I'm having an absolute hell of a time trying to figure out how to get a plain, mutable C string (a char*) from a D string (a immutable(char)) to that I can pass the character data to legacy C code. toStringz doesn't work, as I get an error saying that I "cannot implicitly convert expression (toStringz(this.fileName())) of type immutable(char)* to char*". Do I need to recreate a new, mutable array of char and copy the characters over?
If you can change the header of the D interface of that legacy C code, and you are sure that legacy C code will not modify the string, you could make it accept a
Yeah, it's not pretty, because the result is immutable.
This is why I always return a mutable copy of new arrays in my code. There's no point in making them immutable.
You could just do
This wastes a string. A better approach might be:
Another solution is to use a method like this one:
This one is the most efficient but also the longest.
(Edit: Whoops, I had a typo in the
If you want to pass a mutable
So, if you have a
In either case, you then pass
If you know that the C function that you're calling isn't going to alter the string, then you can either do as KennyTM suggests and alter the C function's signature in D to take a
Altering the C function's signature would be more correct and less error-prone though.
It sounds like we may be altering
Without any context on which function you're calling it's hard to say what is the right solution.
Typically, if the C function wants to modify or write to the string it probably expects you to provide a buffer and a length. Usually what I do is:
Allocate a buffer:

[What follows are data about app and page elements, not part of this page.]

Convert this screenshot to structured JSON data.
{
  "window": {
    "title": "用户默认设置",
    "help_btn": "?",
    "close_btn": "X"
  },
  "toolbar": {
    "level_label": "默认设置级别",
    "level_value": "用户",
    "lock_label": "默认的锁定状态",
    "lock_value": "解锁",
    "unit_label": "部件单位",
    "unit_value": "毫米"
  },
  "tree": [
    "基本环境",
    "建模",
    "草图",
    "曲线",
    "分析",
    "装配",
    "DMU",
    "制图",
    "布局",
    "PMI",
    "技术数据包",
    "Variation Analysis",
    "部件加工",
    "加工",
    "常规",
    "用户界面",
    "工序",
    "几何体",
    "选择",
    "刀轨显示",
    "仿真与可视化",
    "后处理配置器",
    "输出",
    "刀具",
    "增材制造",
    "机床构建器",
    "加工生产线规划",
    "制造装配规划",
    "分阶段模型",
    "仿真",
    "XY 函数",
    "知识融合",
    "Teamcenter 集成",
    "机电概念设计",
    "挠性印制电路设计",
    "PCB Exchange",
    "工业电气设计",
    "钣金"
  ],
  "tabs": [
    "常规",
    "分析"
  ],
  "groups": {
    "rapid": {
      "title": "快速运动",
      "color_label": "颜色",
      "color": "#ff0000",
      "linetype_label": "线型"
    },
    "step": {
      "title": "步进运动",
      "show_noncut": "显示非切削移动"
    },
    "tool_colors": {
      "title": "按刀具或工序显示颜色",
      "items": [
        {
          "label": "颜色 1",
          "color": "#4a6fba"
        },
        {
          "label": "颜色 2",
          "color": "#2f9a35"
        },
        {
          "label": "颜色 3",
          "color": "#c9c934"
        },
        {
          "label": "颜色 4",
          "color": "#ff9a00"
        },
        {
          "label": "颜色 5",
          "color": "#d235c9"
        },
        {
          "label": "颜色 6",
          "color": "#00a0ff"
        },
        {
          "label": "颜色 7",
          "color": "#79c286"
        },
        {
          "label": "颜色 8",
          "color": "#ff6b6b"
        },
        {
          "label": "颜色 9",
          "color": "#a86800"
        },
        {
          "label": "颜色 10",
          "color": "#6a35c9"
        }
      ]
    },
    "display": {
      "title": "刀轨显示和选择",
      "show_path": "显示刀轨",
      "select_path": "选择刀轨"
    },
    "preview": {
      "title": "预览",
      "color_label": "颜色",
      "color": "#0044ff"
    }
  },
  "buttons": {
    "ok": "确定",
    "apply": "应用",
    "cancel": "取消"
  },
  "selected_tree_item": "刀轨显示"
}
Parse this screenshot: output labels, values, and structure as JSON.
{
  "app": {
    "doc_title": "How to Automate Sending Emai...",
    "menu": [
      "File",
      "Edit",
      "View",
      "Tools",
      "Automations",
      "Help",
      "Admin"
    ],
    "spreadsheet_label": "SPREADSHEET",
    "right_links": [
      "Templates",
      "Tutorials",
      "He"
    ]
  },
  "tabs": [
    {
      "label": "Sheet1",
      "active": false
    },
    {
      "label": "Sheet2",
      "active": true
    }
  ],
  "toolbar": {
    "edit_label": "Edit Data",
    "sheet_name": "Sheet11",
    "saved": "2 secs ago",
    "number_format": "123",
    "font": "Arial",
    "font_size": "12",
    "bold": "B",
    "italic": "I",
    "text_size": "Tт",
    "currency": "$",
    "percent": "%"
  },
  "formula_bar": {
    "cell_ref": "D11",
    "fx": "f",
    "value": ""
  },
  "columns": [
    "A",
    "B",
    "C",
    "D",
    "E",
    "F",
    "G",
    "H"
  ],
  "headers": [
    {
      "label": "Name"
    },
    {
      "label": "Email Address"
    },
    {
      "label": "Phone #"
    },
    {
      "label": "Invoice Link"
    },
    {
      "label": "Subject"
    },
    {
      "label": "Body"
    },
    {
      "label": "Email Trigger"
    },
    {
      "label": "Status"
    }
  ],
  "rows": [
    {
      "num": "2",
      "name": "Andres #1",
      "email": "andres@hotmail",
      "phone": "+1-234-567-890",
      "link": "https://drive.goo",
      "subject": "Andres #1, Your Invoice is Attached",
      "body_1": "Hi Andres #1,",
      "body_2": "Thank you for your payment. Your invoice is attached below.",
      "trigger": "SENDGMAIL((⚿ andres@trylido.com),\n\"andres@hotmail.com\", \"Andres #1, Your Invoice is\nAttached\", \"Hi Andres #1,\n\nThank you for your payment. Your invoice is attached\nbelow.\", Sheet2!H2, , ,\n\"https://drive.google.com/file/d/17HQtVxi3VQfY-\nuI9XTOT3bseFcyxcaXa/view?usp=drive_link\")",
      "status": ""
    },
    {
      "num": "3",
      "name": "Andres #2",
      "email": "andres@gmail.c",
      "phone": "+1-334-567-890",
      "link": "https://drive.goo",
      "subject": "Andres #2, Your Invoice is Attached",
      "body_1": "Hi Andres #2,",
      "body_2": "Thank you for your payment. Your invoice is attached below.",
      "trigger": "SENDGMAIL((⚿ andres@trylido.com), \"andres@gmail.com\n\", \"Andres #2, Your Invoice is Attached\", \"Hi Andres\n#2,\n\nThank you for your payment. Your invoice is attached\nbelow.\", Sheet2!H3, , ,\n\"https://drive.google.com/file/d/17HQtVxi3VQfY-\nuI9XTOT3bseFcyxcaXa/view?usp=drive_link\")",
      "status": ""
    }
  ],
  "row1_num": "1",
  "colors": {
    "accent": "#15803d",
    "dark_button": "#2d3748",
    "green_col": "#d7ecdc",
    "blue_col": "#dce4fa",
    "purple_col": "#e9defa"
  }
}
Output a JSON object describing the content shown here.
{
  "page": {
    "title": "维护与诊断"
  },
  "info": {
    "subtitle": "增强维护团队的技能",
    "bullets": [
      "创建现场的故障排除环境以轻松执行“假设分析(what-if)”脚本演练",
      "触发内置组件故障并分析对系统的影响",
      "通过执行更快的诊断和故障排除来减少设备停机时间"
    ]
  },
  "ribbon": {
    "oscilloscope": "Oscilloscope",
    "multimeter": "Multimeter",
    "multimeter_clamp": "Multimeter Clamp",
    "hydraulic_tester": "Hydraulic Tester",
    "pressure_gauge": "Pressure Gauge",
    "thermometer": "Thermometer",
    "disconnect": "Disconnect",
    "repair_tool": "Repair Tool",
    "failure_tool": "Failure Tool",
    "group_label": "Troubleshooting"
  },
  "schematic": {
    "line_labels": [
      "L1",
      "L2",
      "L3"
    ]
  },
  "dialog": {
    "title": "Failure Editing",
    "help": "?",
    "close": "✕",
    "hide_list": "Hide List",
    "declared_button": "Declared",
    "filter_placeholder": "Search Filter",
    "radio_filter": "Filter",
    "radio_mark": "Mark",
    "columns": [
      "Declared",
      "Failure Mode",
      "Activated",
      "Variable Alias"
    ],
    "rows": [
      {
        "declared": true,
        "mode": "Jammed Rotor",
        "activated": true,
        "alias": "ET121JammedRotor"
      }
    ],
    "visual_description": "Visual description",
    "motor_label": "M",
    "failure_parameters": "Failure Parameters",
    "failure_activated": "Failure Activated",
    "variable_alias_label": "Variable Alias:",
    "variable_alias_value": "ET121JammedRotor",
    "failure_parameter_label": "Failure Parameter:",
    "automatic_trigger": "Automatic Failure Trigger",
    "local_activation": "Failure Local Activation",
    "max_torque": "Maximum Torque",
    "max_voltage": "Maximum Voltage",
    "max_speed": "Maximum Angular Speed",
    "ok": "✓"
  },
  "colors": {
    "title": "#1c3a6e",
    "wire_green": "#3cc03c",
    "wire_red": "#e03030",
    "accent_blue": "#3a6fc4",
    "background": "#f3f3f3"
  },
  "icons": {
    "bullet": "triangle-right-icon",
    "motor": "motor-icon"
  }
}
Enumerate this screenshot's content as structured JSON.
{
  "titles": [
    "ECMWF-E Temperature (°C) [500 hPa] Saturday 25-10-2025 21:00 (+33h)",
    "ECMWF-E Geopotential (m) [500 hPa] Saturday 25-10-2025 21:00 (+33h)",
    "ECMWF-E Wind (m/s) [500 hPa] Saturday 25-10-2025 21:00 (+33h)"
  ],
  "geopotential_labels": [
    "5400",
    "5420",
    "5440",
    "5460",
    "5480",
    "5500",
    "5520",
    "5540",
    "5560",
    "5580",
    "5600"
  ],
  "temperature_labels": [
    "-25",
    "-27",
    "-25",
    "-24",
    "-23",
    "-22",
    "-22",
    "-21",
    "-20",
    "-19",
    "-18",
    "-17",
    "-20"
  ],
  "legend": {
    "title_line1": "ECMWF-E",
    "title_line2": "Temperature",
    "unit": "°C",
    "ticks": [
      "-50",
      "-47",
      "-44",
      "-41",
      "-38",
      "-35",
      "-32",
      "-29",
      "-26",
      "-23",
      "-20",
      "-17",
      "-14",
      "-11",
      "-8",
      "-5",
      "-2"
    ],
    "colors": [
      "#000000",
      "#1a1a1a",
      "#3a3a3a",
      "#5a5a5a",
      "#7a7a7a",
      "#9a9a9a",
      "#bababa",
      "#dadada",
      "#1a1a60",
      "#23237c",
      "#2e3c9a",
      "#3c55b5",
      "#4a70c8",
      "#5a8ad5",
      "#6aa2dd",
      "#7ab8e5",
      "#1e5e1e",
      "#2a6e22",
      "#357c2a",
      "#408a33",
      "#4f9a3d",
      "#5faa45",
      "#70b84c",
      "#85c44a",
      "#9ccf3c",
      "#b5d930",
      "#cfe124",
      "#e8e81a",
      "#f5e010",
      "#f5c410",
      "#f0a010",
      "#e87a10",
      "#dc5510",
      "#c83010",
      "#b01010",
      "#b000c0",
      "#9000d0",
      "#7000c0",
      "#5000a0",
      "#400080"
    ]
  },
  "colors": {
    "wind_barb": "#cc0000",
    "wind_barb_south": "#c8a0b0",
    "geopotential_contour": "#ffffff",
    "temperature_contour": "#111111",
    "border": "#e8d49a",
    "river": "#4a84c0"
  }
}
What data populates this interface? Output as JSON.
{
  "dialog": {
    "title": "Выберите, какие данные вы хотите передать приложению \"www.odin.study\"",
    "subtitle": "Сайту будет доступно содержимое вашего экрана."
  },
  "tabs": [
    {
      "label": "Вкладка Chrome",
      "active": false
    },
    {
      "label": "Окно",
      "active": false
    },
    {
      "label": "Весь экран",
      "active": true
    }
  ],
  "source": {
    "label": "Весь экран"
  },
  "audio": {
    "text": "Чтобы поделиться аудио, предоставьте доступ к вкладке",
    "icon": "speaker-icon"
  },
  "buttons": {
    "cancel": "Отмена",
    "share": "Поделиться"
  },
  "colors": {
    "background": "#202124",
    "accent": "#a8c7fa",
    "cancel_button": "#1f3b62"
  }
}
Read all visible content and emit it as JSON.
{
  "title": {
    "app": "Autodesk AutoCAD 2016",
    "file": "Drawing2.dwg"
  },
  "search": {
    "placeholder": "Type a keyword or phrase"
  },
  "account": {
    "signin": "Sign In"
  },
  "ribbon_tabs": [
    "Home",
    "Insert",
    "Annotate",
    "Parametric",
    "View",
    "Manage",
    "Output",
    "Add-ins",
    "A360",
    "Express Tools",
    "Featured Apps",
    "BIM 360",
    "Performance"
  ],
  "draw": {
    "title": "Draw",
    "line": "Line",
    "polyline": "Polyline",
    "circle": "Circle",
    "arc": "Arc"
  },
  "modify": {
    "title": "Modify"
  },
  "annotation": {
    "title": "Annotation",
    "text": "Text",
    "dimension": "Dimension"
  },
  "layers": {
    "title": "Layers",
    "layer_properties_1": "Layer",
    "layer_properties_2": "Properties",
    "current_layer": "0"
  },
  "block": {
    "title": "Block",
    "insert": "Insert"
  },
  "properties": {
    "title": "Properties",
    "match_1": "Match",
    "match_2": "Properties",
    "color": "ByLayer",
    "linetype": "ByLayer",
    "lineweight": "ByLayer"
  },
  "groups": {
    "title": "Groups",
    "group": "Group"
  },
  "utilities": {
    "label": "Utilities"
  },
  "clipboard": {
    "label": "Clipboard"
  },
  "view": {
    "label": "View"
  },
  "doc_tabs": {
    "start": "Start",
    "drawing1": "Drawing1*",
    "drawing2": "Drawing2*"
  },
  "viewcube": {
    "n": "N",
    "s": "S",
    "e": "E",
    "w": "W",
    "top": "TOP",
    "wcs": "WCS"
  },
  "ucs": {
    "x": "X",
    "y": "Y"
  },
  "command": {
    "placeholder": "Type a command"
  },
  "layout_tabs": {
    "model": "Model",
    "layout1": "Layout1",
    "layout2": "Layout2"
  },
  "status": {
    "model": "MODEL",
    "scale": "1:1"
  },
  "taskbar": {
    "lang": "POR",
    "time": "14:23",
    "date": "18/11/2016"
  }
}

And call the C function:
You can try the following :
Now you can pass pointer 'p' to the array in any function.
Hope it works.